Ten days ago the Japanese newspaper Nikkei reported that Konami – the critically acclaimed video game publisher – has been treating its staff poorly, claiming that the employees are restricted from accessing the Internet at work. Staff are also not allowed their own email address and lunch breaks are strictly managed with time cards; a system that enforces workers to return to work on time, lest they be named and shamed. Furthermore, the approach to work verges on ignoring human rights as all employees are monitored via hidden cameras.
That does not sound like the kind of place I’d like to work (to my knowledge Gamespresso does not stalk on its editors in this way), but unfortunately Hiraoki Yura – director for the Kickstarter titled Project Phoenix – has stated that this kind of working environment is commonplace in video game studios in Japan.
In a recent interview with Gamespot, Yura pointed out that…

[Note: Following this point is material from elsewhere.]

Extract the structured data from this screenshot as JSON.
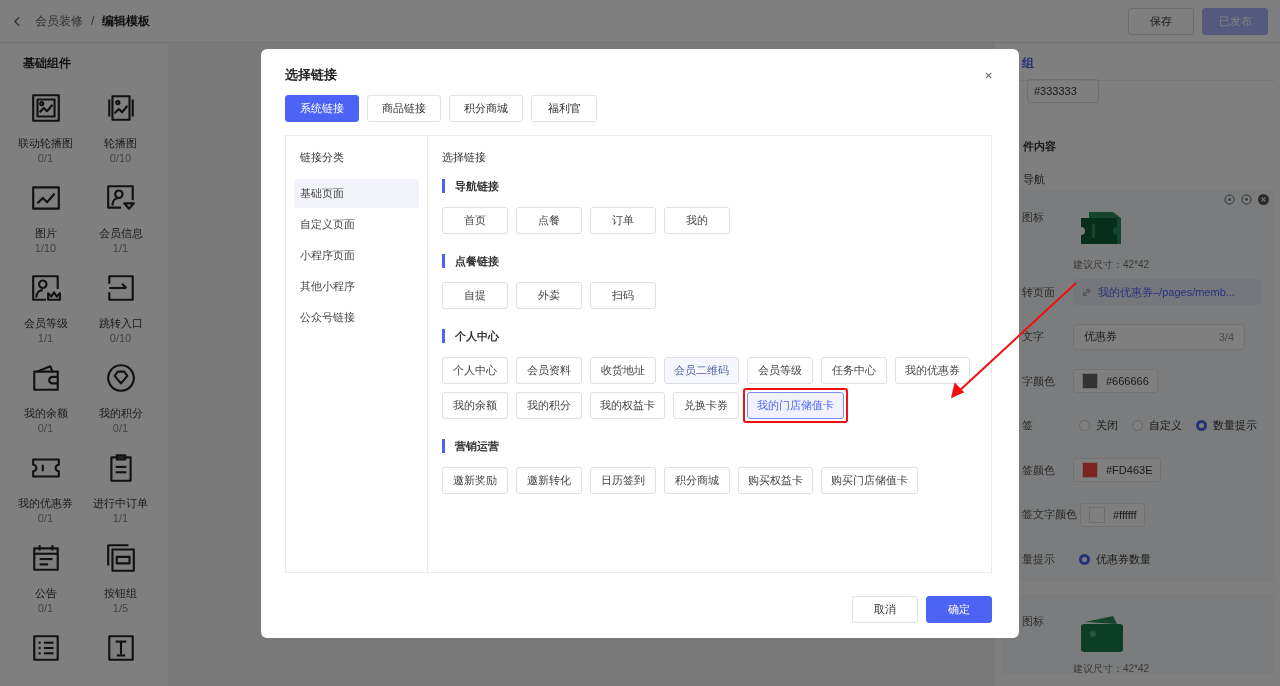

“Firstly, Japan doesn’t share information. That’s the first problem. For example, recently [the aforementioned] sharp review of what Konami does was revealed by the media. Things like hiding people’s emails, and changing them every year. But we all knew this, that’s been going on for ages in the company. Ever since emails were invented. Other companies may take measures so that people don’t leave, but not as much as Konami.
The point is, companies don’t want to share information, they don’t want to share engines, they don’t want to share stuff at CEDEC (Computer Entertainment Developers Conference), which is like the GDC of Japan, but really badly run. They just boast about what they’ve done, not the challenges they’ve overcome, the secrets they’ve learned. They don’t want to be overtaken by their competitors.

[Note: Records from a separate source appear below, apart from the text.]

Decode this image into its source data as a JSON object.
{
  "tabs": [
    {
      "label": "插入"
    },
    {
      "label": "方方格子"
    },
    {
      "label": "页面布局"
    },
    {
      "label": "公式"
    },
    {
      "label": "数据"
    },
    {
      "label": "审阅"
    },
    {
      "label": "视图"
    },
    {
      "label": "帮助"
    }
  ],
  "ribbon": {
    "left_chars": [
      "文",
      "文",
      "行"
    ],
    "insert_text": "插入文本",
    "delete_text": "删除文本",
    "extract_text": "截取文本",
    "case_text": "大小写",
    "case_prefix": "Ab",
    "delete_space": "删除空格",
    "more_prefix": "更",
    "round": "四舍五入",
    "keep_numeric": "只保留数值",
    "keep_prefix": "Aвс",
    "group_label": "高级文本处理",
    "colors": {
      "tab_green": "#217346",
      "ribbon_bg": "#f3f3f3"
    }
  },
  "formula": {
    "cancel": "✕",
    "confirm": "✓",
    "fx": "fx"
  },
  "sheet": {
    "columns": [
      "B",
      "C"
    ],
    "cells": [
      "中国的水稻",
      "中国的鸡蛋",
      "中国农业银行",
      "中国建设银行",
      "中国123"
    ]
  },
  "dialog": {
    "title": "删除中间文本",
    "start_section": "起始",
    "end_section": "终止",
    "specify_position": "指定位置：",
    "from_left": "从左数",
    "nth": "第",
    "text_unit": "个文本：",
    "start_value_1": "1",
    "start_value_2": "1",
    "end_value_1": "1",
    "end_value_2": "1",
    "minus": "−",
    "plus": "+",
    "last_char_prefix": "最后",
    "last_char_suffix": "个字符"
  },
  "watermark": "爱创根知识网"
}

Japan still thinks of itself really as the only people who make video games, which is not true. Their rules only apply to Japanese people. So if they find out something, they don’t want to share it. It’s also because of company property, compliance, company protocol. They’re three very different things, but they all mean the same in the end. So you’re not allowed to show stuff, you’re not allowed to talk about stuff, and you keep whatever the company owns as company property. Therefore you don’t share it.”

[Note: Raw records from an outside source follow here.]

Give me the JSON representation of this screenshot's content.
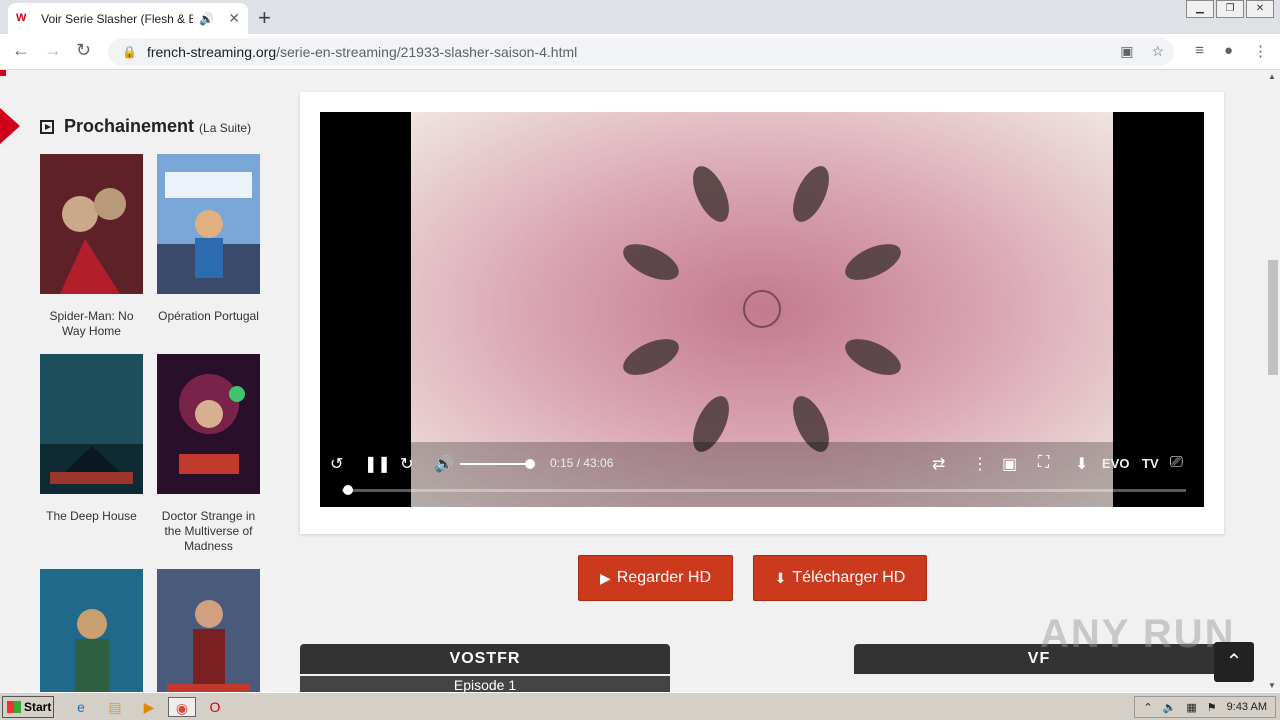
{
  "browser": {
    "tab_title": "Voir Serie Slasher (Flesh & Blood)",
    "favicon_text": "W",
    "new_tab": "+",
    "url_host": "french-streaming.org",
    "url_path": "/serie-en-streaming/21933-slasher-saison-4.html"
  },
  "sidebar": {
    "title": "Prochainement",
    "subtitle": "(La Suite)",
    "items": [
      {
        "title": "Spider-Man: No Way Home",
        "color": "#8b1a1a"
      },
      {
        "title": "Opération Portugal",
        "color": "#2b6cb0"
      },
      {
        "title": "The Deep House",
        "color": "#1d4e5c"
      },
      {
        "title": "Doctor Strange in the Multiverse of Madness",
        "color": "#6b1f3a"
      },
      {
        "title": "",
        "color": "#1f6a8a"
      },
      {
        "title": "",
        "color": "#4a5a7a"
      }
    ]
  },
  "player": {
    "time": "0:15 / 43:06",
    "volume": 0.95,
    "progress": 0.006,
    "evo_label": "EVO",
    "tv_label": "TV"
  },
  "buttons": {
    "watch": "Regarder HD",
    "download": "Télécharger HD"
  },
  "episodes": {
    "vostfr_label": "VOSTFR",
    "vostfr_first": "Episode 1",
    "vf_label": "VF"
  },
  "watermark": "ANY RUN",
  "taskbar": {
    "start": "Start",
    "time": "9:43 AM"
  }
}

What do you make of the whole fiasco? Should we accept that this is simply a part of Japanese culture, or does the nation need to realise that its approach to work is falling behind the times? Does the country need to embrace Western ethics and morals, because arguably by being stubborn about the whole situation Japan is only doing itself more harm than good.